* [Work order] Scan the data below and copy each line where "sign" occurs.

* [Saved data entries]
• • • •

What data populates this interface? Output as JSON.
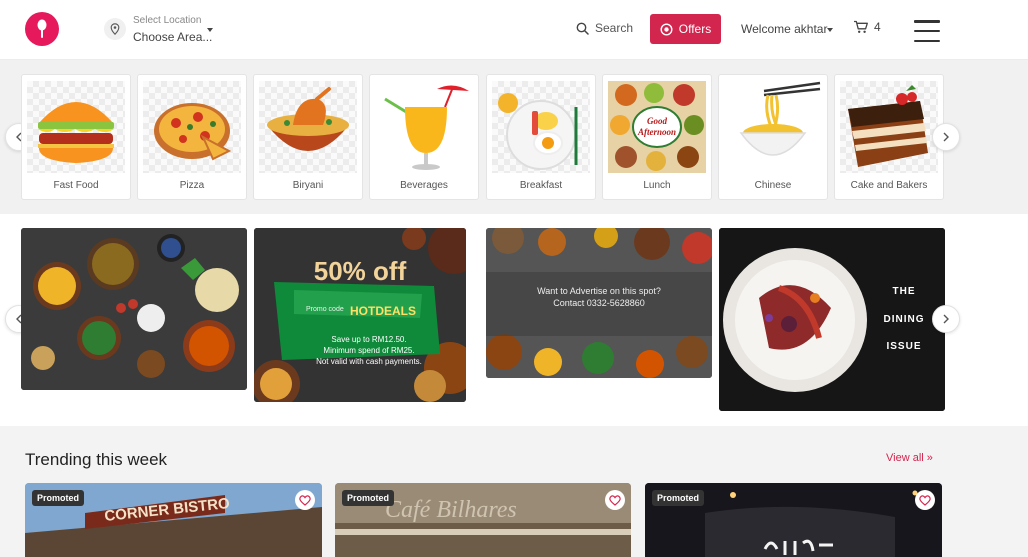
{
  "header": {
    "location_label": "Select Location",
    "location_value": "Choose Area...",
    "search_label": "Search",
    "offers_label": "Offers",
    "welcome_text": "Welcome akhtar",
    "cart_count": "4"
  },
  "colors": {
    "brand": "#e5195c",
    "accent": "#d3264f"
  },
  "categories": [
    {
      "label": "Fast Food",
      "icon": "burger-icon"
    },
    {
      "label": "Pizza",
      "icon": "pizza-icon"
    },
    {
      "label": "Biryani",
      "icon": "biryani-icon"
    },
    {
      "label": "Beverages",
      "icon": "beverage-icon"
    },
    {
      "label": "Breakfast",
      "icon": "breakfast-icon"
    },
    {
      "label": "Lunch",
      "icon": "lunch-icon"
    },
    {
      "label": "Chinese",
      "icon": "noodles-icon"
    },
    {
      "label": "Cake and Bakers",
      "icon": "cake-icon"
    }
  ],
  "banners": {
    "deal_headline": "50% off",
    "promo_prefix": "Promo code",
    "promo_code": "HOTDEALS",
    "deal_line1": "Save up to RM12.50.",
    "deal_line2": "Minimum spend of RM25.",
    "deal_line3": "Not valid with cash payments.",
    "advertise_line1": "Want to Advertise on this spot?",
    "advertise_line2": "Contact 0332-5628860",
    "dining_line1": "THE",
    "dining_line2": "DINING",
    "dining_line3": "ISSUE"
  },
  "trending": {
    "title": "Trending this week",
    "view_all": "View all",
    "cards": [
      {
        "badge": "Promoted",
        "sign": "CORNER BISTRO"
      },
      {
        "badge": "Promoted",
        "sign": "Café Bilhares"
      },
      {
        "badge": "Promoted",
        "sign": ""
      }
    ]
  }
}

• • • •

* [Solution for this exercise]
        "sign": "CORNER BISTRO"
        "sign": "Café Bilhares"
        "sign": ""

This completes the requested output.